Task statement -
Find how many lines of the entries contain the word "JSON", then report that figure alone.

Input records -
======

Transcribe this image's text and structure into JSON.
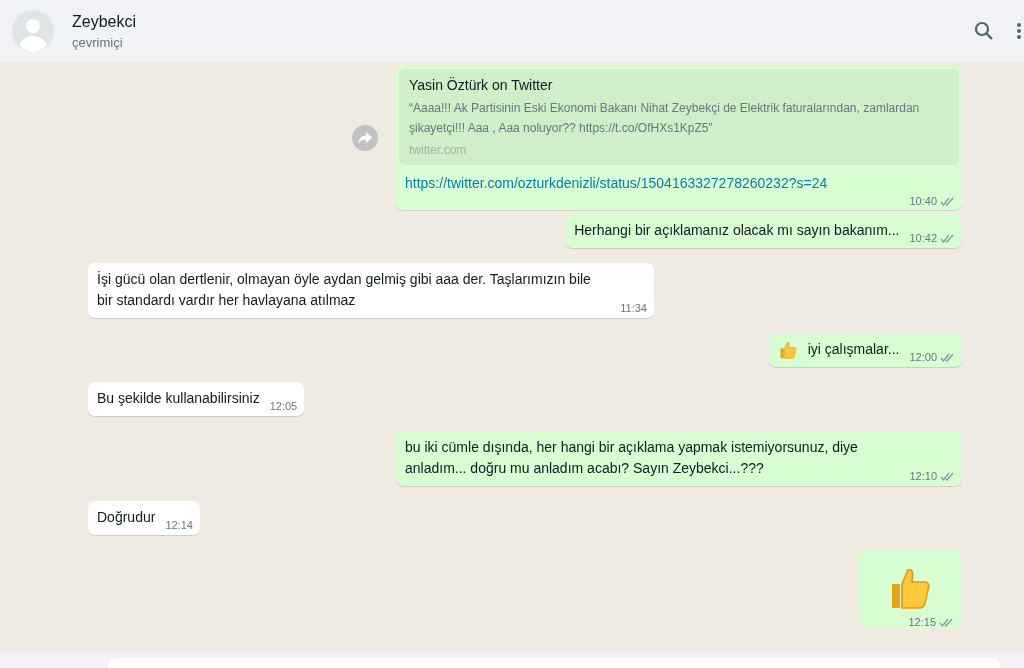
{
  "header": {
    "name": "Zeybekci",
    "status": "çevrimiçi"
  },
  "messages": [
    {
      "kind": "link",
      "outgoing": true,
      "forwardable": true,
      "preview": {
        "title": "Yasin Öztürk on Twitter",
        "description": "“Aaaa!!! Ak Partisinin Eski Ekonomi Bakanı Nihat Zeybekçi de Elektrik faturalarından, zamlardan şikayetçi!!! Aaa , Aaa noluyor?? https://t.co/OfHXs1KpZ5”",
        "domain": "twitter.com"
      },
      "text": "https://twitter.com/ozturkdenizli/status/1504163327278260232?s=24",
      "time": "10:40"
    },
    {
      "kind": "text",
      "outgoing": true,
      "text": "Herhangi bir açıklamanız olacak mı sayın bakanım...",
      "time": "10:42"
    },
    {
      "kind": "text",
      "outgoing": false,
      "text": "İşi gücü olan dertlenir, olmayan öyle aydan gelmiş gibi aaa der. Taşlarımızın bile bir standardı vardır her havlayana atılmaz",
      "time": "11:34"
    },
    {
      "kind": "emoji_text",
      "outgoing": true,
      "text": "iyi çalışmalar...",
      "time": "12:00"
    },
    {
      "kind": "text",
      "outgoing": false,
      "text": "Bu şekilde kullanabilirsiniz",
      "time": "12:05"
    },
    {
      "kind": "text",
      "outgoing": true,
      "text": "bu iki cümle dışında, her hangi bir açıklama yapmak istemiyorsunuz, diye anladım... doğru mu anladım acabı? Sayın Zeybekci...???",
      "time": "12:10"
    },
    {
      "kind": "text",
      "outgoing": false,
      "text": "Doğrudur",
      "time": "12:14"
    },
    {
      "kind": "emoji_only",
      "outgoing": true,
      "time": "12:15"
    }
  ]
}
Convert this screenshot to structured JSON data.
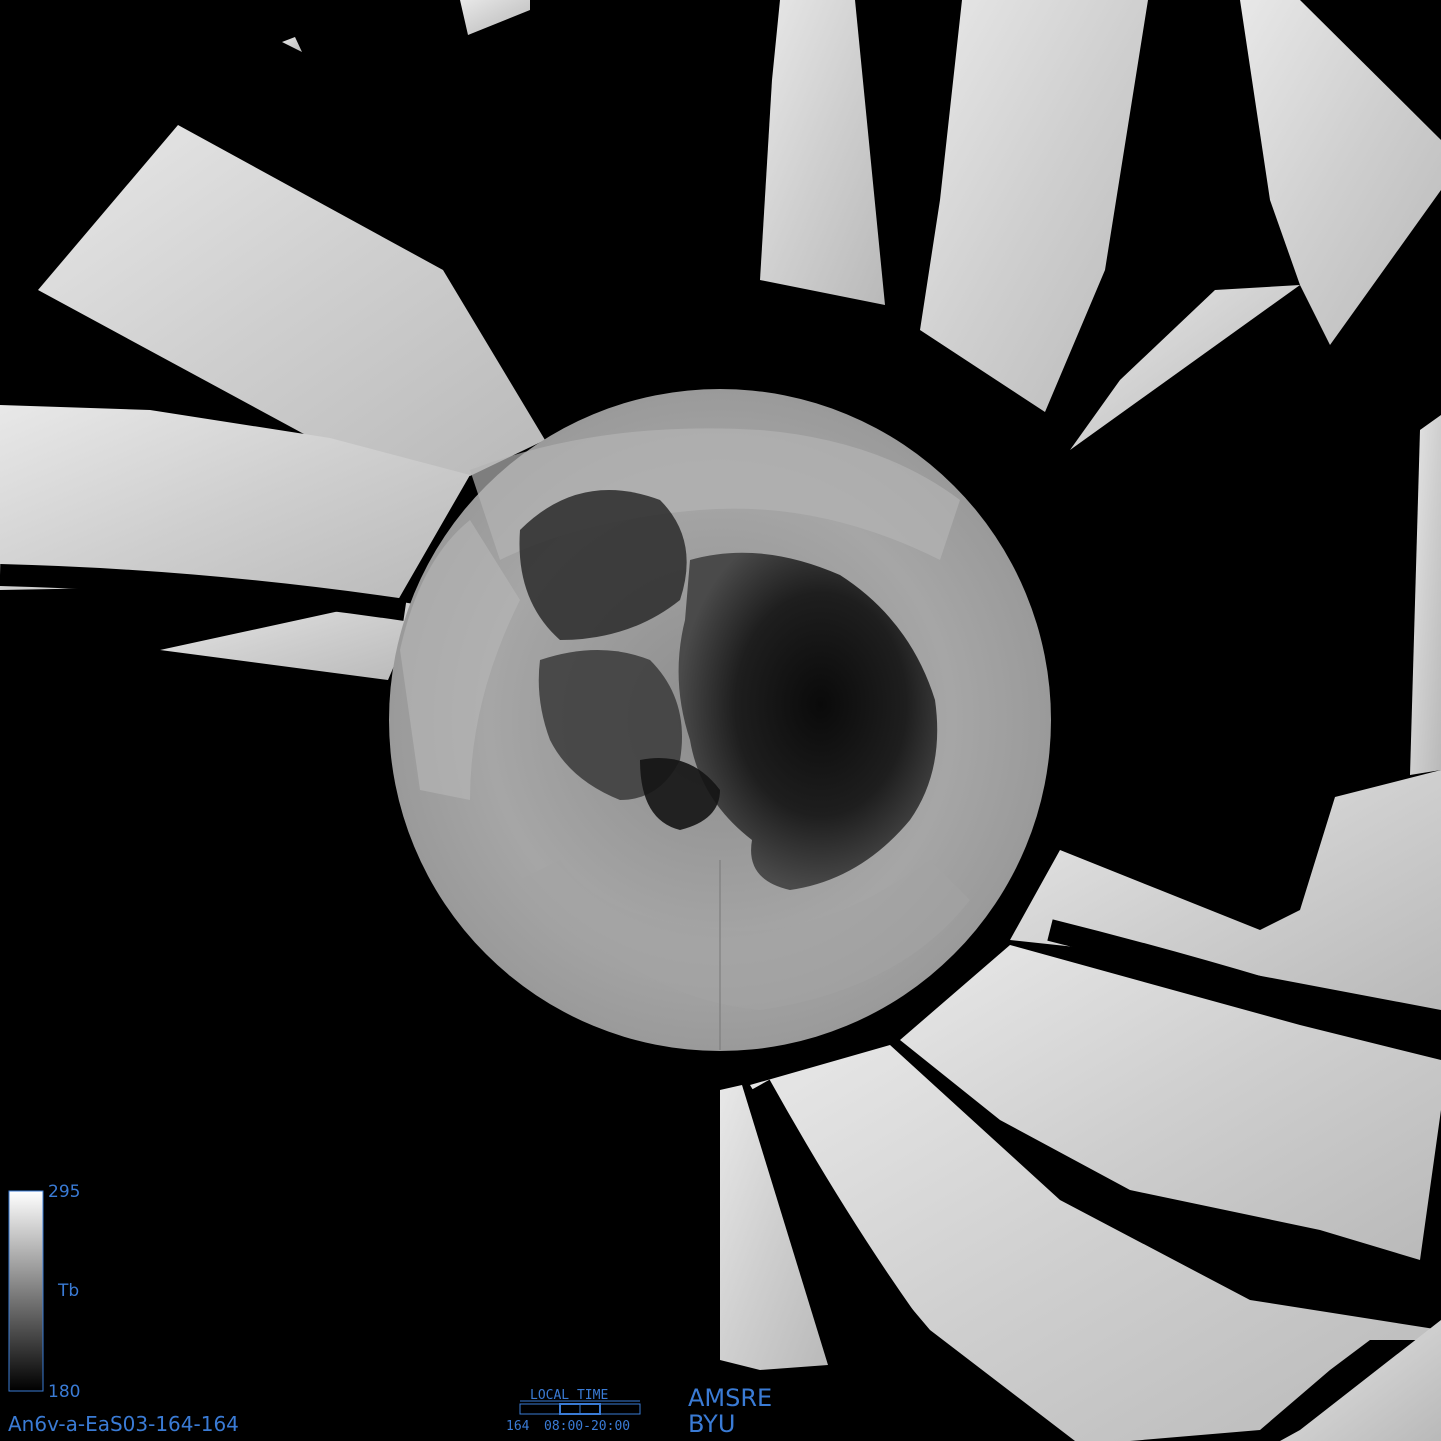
{
  "legend": {
    "max_label": "295",
    "min_label": "180",
    "unit_label": "Tb",
    "color_low": "#000000",
    "color_high": "#ffffff",
    "accent": "#3a7bd5"
  },
  "image_id_label": "An6v-a-EaS03-164-164",
  "time_box": {
    "title": "LOCAL TIME",
    "day_label": "164",
    "range_label": "08:00-20:00"
  },
  "instrument": {
    "sensor": "AMSRE",
    "institution": "BYU"
  }
}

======

Answer box -
2